►

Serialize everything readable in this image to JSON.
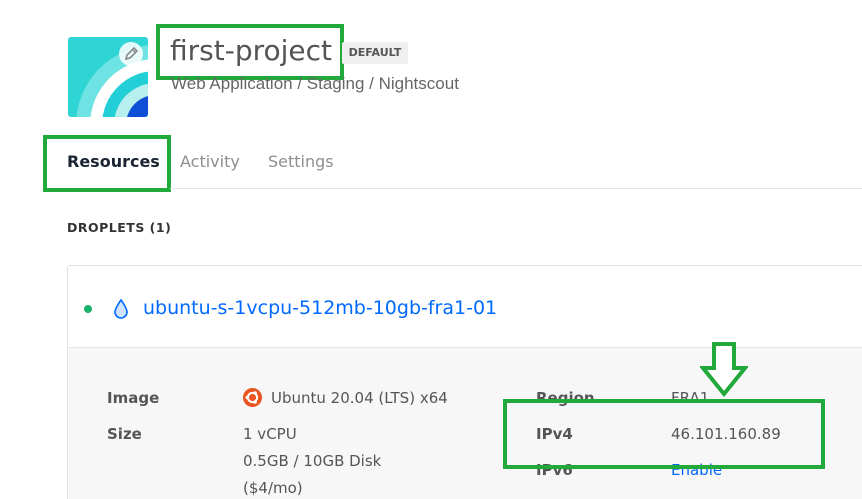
{
  "project": {
    "title": "first-project",
    "badge": "DEFAULT",
    "subtitle": "Web Application / Staging / Nightscout"
  },
  "tabs": [
    {
      "label": "Resources",
      "active": true
    },
    {
      "label": "Activity",
      "active": false
    },
    {
      "label": "Settings",
      "active": false
    }
  ],
  "droplets_heading": "DROPLETS (1)",
  "droplet": {
    "name": "ubuntu-s-1vcpu-512mb-10gb-fra1-01",
    "status": "active",
    "image_label": "Image",
    "image_value": "Ubuntu 20.04 (LTS) x64",
    "size_label": "Size",
    "size_lines": [
      "1 vCPU",
      "0.5GB / 10GB Disk",
      "($4/mo)"
    ],
    "region_label": "Region",
    "region_value": "FRA1",
    "ipv4_label": "IPv4",
    "ipv4_value": "46.101.160.89",
    "ipv6_label": "IPv6",
    "ipv6_value": "Enable"
  },
  "colors": {
    "accent_link": "#0069ff",
    "annotation_green": "#22a93b",
    "status_green": "#18b46b"
  },
  "icons": [
    "project-icon",
    "pencil-icon",
    "droplet-icon",
    "ubuntu-icon",
    "down-arrow-icon"
  ]
}
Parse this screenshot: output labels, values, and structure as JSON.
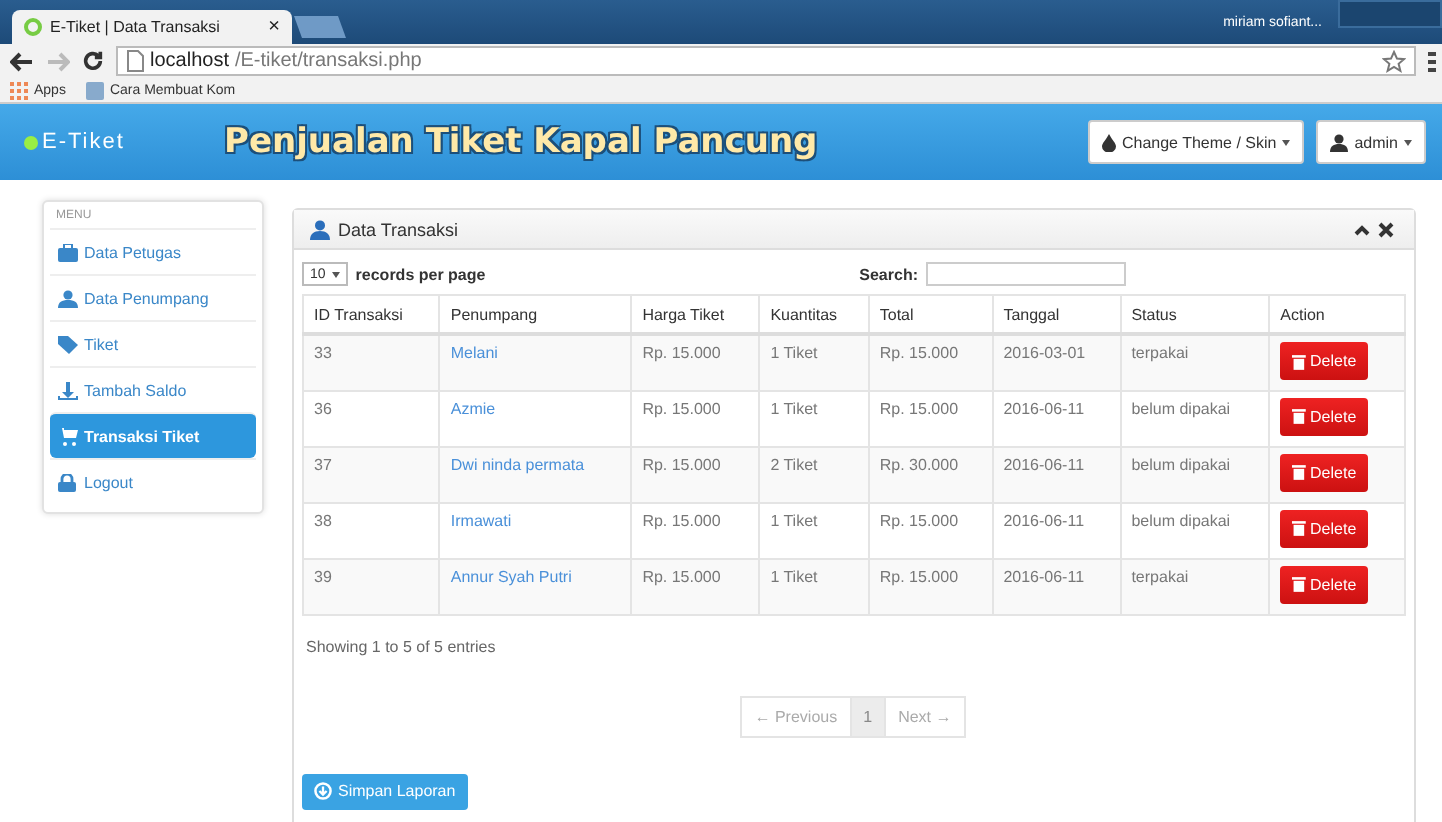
{
  "browser": {
    "tab_title": "E-Tiket | Data Transaksi",
    "tab_close": "×",
    "user": "miriam sofiant...",
    "url_host": "localhost",
    "url_path": "/E-tiket/transaksi.php",
    "bookmarks": [
      {
        "label": "Apps",
        "kind": "apps"
      },
      {
        "label": "Cara Membuat Kom",
        "kind": "page"
      }
    ]
  },
  "header": {
    "brand": "E-Tiket",
    "title": "Penjualan Tiket Kapal Pancung",
    "buttons": [
      {
        "label": "Change Theme / Skin",
        "kind": "theme"
      },
      {
        "label": "admin",
        "kind": "user"
      }
    ]
  },
  "sidebar": {
    "heading": "MENU",
    "items": [
      {
        "label": "Data Petugas",
        "selected": false
      },
      {
        "label": "Data Penumpang",
        "selected": false
      },
      {
        "label": "Tiket",
        "selected": false
      },
      {
        "label": "Tambah Saldo",
        "selected": false
      },
      {
        "label": "Transaksi Tiket",
        "selected": true
      },
      {
        "label": "Logout",
        "selected": false
      }
    ]
  },
  "panel": {
    "title": "Data Transaksi",
    "page_size": "10",
    "page_size_label": "records per page",
    "search_label": "Search:",
    "table": {
      "columns": [
        "ID Transaksi",
        "Penumpang",
        "Harga Tiket",
        "Kuantitas",
        "Total",
        "Tanggal",
        "Status",
        "Action"
      ],
      "rows": [
        [
          "33",
          "Melani",
          "Rp. 15.000",
          "1 Tiket",
          "Rp. 15.000",
          "2016-03-01",
          "terpakai",
          "Delete"
        ],
        [
          "36",
          "Azmie",
          "Rp. 15.000",
          "1 Tiket",
          "Rp. 15.000",
          "2016-06-11",
          "belum dipakai",
          "Delete"
        ],
        [
          "37",
          "Dwi ninda permata",
          "Rp. 15.000",
          "2 Tiket",
          "Rp. 30.000",
          "2016-06-11",
          "belum dipakai",
          "Delete"
        ],
        [
          "38",
          "Irmawati",
          "Rp. 15.000",
          "1 Tiket",
          "Rp. 15.000",
          "2016-06-11",
          "belum dipakai",
          "Delete"
        ],
        [
          "39",
          "Annur Syah Putri",
          "Rp. 15.000",
          "1 Tiket",
          "Rp. 15.000",
          "2016-06-11",
          "terpakai",
          "Delete"
        ]
      ]
    },
    "info": "Showing 1 to 5 of 5 entries",
    "pagination": [
      {
        "label": "← Previous",
        "selected": false
      },
      {
        "label": "1",
        "selected": true
      },
      {
        "label": "Next →",
        "selected": false
      }
    ],
    "save_button": "Simpan Laporan"
  }
}
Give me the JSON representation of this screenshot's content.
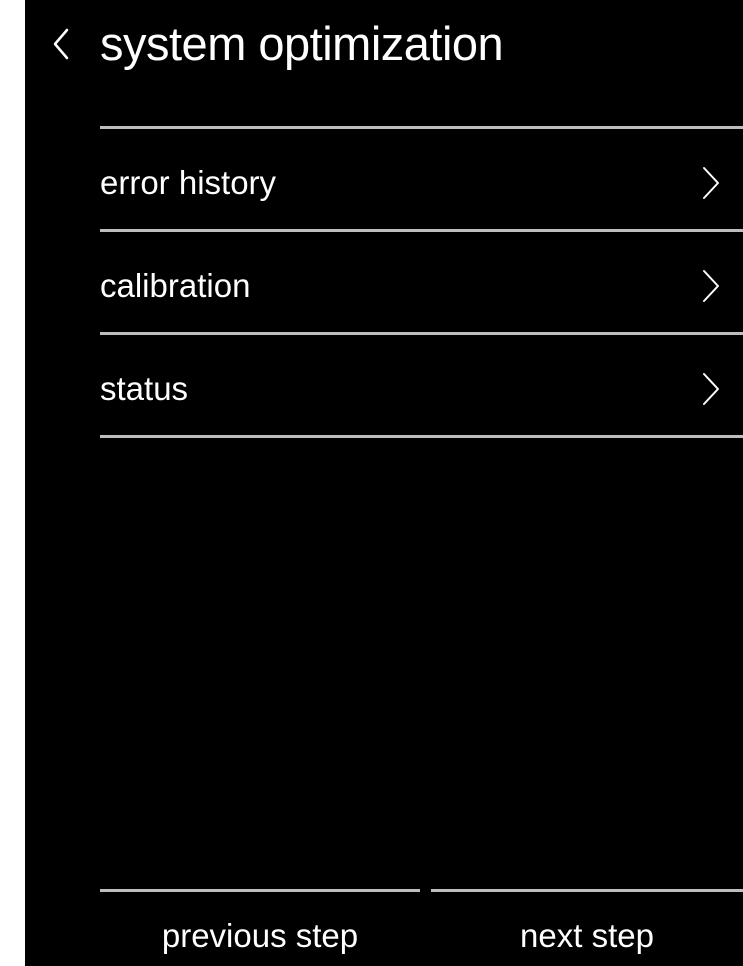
{
  "header": {
    "back_icon": "chevron-left-icon",
    "title": "system optimization"
  },
  "menu": {
    "items": [
      {
        "label": "error history",
        "icon": "chevron-right-icon"
      },
      {
        "label": "calibration",
        "icon": "chevron-right-icon"
      },
      {
        "label": "status",
        "icon": "chevron-right-icon"
      }
    ]
  },
  "footer": {
    "previous_label": "previous step",
    "next_label": "next step"
  },
  "colors": {
    "background": "#000000",
    "text": "#ffffff",
    "divider": "#bdbdbd"
  }
}
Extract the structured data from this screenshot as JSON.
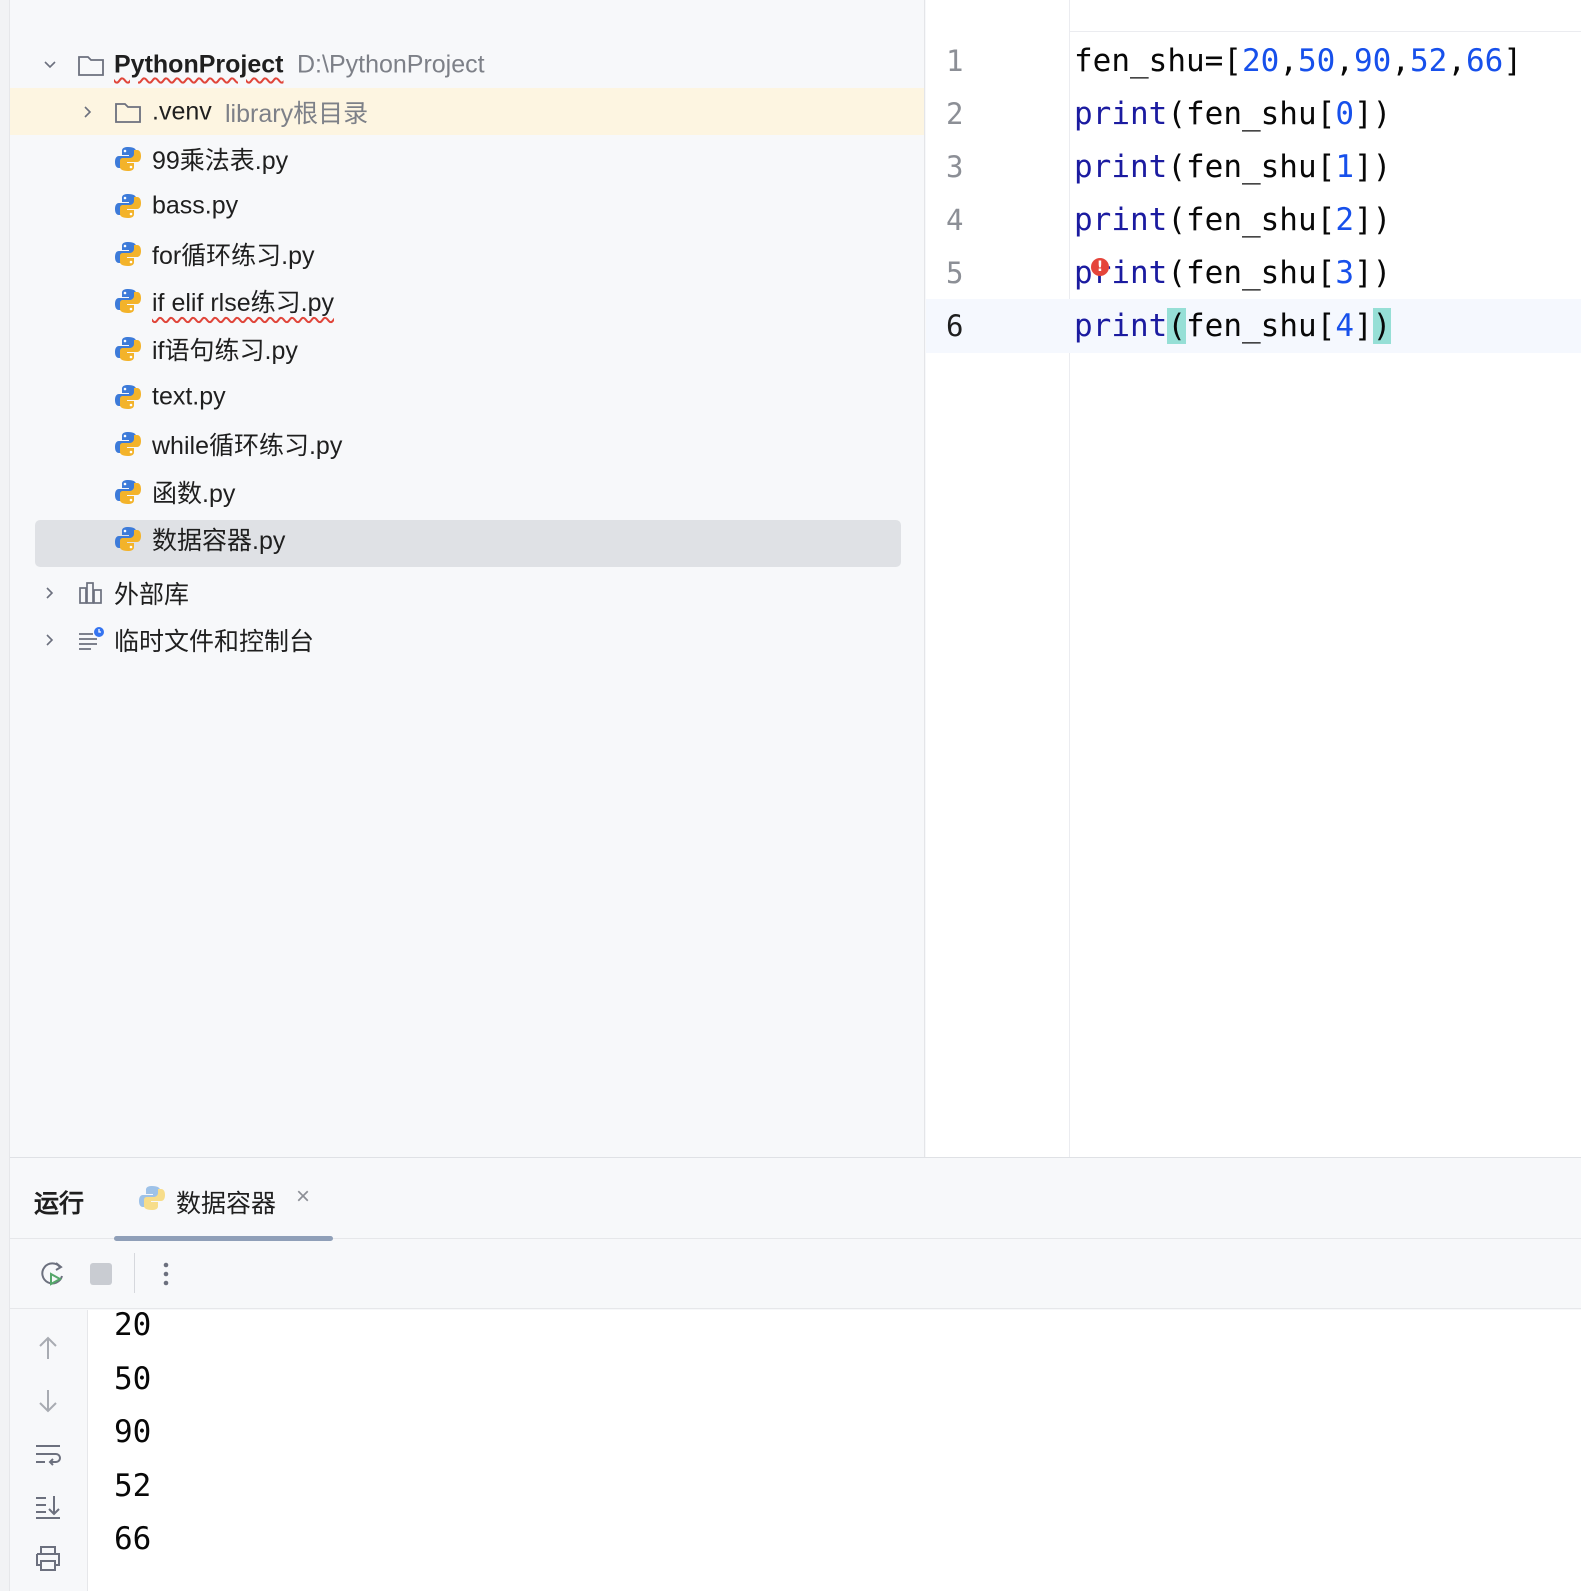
{
  "project_tree": {
    "root": {
      "name": "PythonProject",
      "path": "D:\\PythonProject"
    },
    "venv": {
      "name": ".venv",
      "hint": "library根目录"
    },
    "files": [
      "99乘法表.py",
      "bass.py",
      "for循环练习.py",
      "if elif rlse练习.py",
      "if语句练习.py",
      "text.py",
      "while循环练习.py",
      "函数.py",
      "数据容器.py"
    ],
    "external_libraries": "外部库",
    "scratches": "临时文件和控制台"
  },
  "editor": {
    "line_numbers": [
      "1",
      "2",
      "3",
      "4",
      "5",
      "6"
    ],
    "current_line": 6,
    "lines": [
      {
        "parts": [
          [
            "fen_shu=[",
            "plain"
          ],
          [
            "20",
            "num"
          ],
          [
            ",",
            "plain"
          ],
          [
            "50",
            "num"
          ],
          [
            ",",
            "plain"
          ],
          [
            "90",
            "num"
          ],
          [
            ",",
            "plain"
          ],
          [
            "52",
            "num"
          ],
          [
            ",",
            "plain"
          ],
          [
            "66",
            "num"
          ],
          [
            "]",
            "plain"
          ]
        ]
      },
      {
        "parts": [
          [
            "print",
            "kw"
          ],
          [
            "(fen_shu[",
            "plain"
          ],
          [
            "0",
            "num"
          ],
          [
            "])",
            "plain"
          ]
        ]
      },
      {
        "parts": [
          [
            "print",
            "kw"
          ],
          [
            "(fen_shu[",
            "plain"
          ],
          [
            "1",
            "num"
          ],
          [
            "])",
            "plain"
          ]
        ]
      },
      {
        "parts": [
          [
            "print",
            "kw"
          ],
          [
            "(fen_shu[",
            "plain"
          ],
          [
            "2",
            "num"
          ],
          [
            "])",
            "plain"
          ]
        ]
      },
      {
        "parts": [
          [
            "print",
            "kw"
          ],
          [
            "(fen_shu[",
            "plain"
          ],
          [
            "3",
            "num"
          ],
          [
            "])",
            "plain"
          ]
        ]
      },
      {
        "parts": [
          [
            "print",
            "kw"
          ],
          [
            "(",
            "brh"
          ],
          [
            "fen_shu[",
            "plain"
          ],
          [
            "4",
            "num"
          ],
          [
            "]",
            "plain"
          ],
          [
            ")",
            "brh"
          ]
        ]
      }
    ]
  },
  "run_panel": {
    "title": "运行",
    "tab_label": "数据容器",
    "output": [
      "20",
      "50",
      "90",
      "52",
      "66"
    ]
  },
  "colors": {
    "keyword": "#1b1ba0",
    "number": "#1750eb",
    "bracket_highlight": "#96dfd6",
    "error": "#e5453b",
    "selection": "#dfe1e5",
    "venv_row": "#fdf5e1"
  }
}
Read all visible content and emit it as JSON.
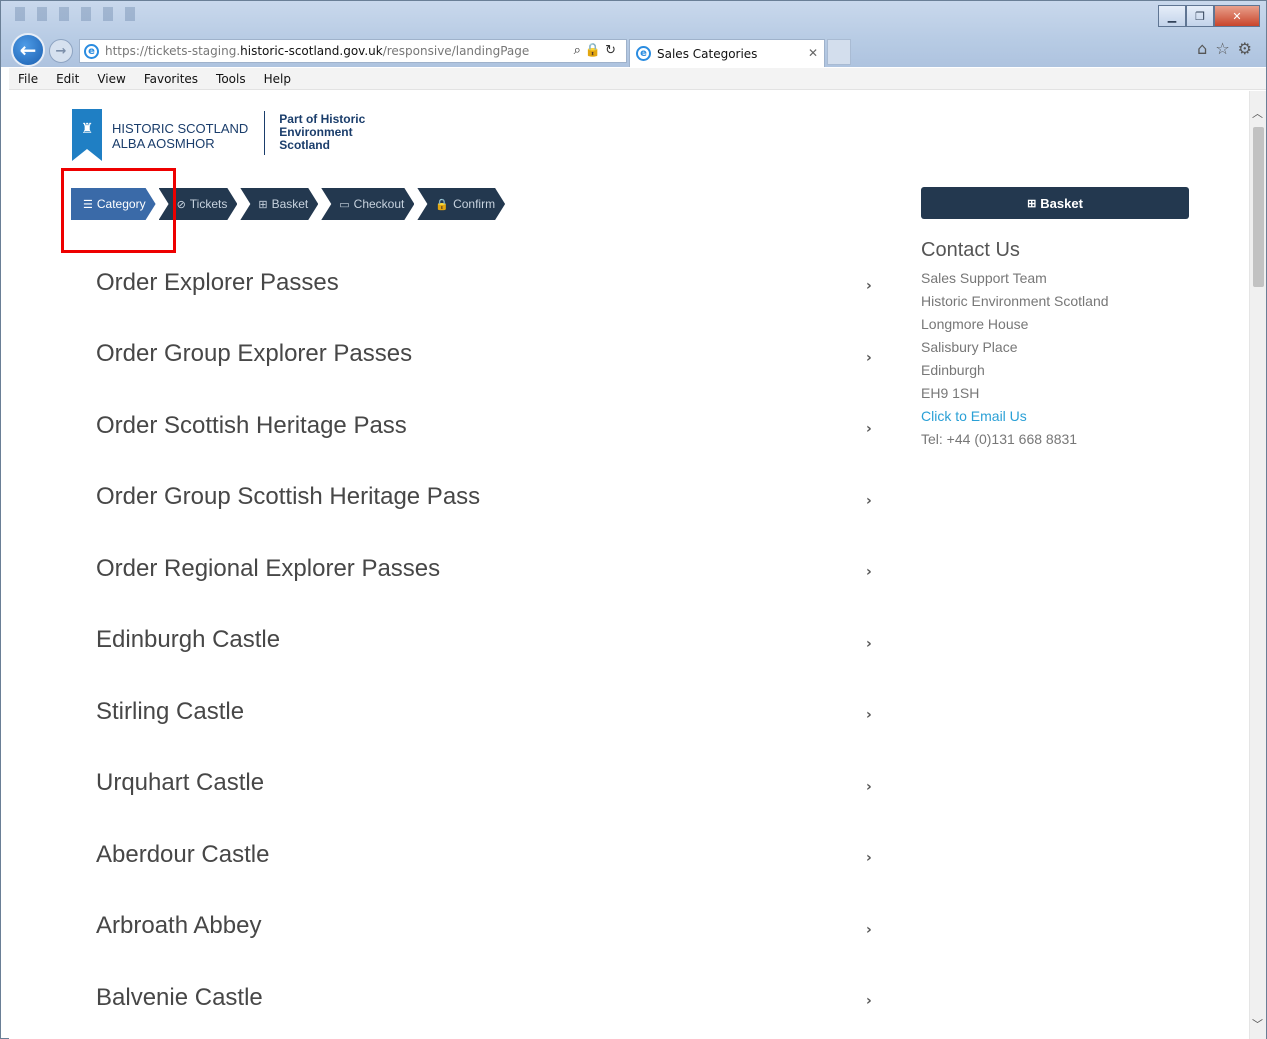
{
  "browser": {
    "url_prefix": "https://tickets-staging.",
    "url_domain": "historic-scotland.gov.uk",
    "url_path": "/responsive/landingPage",
    "tab_title": "Sales Categories",
    "menu": [
      "File",
      "Edit",
      "View",
      "Favorites",
      "Tools",
      "Help"
    ]
  },
  "logo": {
    "line1": "HISTORIC SCOTLAND",
    "line2": "ALBA AOSMHOR",
    "sub1": "Part of Historic",
    "sub2": "Environment",
    "sub3": "Scotland"
  },
  "steps": [
    {
      "label": "Category",
      "icon": "menu-icon"
    },
    {
      "label": "Tickets",
      "icon": "ticket-icon"
    },
    {
      "label": "Basket",
      "icon": "cart-icon"
    },
    {
      "label": "Checkout",
      "icon": "card-icon"
    },
    {
      "label": "Confirm",
      "icon": "lock-icon"
    }
  ],
  "categories": [
    "Order Explorer Passes",
    "Order Group Explorer Passes",
    "Order Scottish Heritage Pass",
    "Order Group Scottish Heritage Pass",
    "Order Regional Explorer Passes",
    "Edinburgh Castle",
    "Stirling Castle",
    "Urquhart Castle",
    "Aberdour Castle",
    "Arbroath Abbey",
    "Balvenie Castle"
  ],
  "sidebar": {
    "basket_label": "Basket",
    "contact_title": "Contact Us",
    "contact_lines": [
      "Sales Support Team",
      "Historic Environment Scotland",
      "Longmore House",
      "Salisbury Place",
      "Edinburgh",
      "EH9 1SH"
    ],
    "email_link": "Click to Email Us",
    "phone": "Tel: +44 (0)131 668 8831"
  },
  "colors": {
    "nav_dark": "#23384f",
    "nav_active": "#3a6aa8",
    "highlight": "#ee0000",
    "link": "#2aa0d6"
  }
}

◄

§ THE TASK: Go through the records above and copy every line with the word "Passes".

§ ANSWER AREA:
    "Order Explorer Passes",
    "Order Group Explorer Passes",
    "Order Regional Explorer Passes",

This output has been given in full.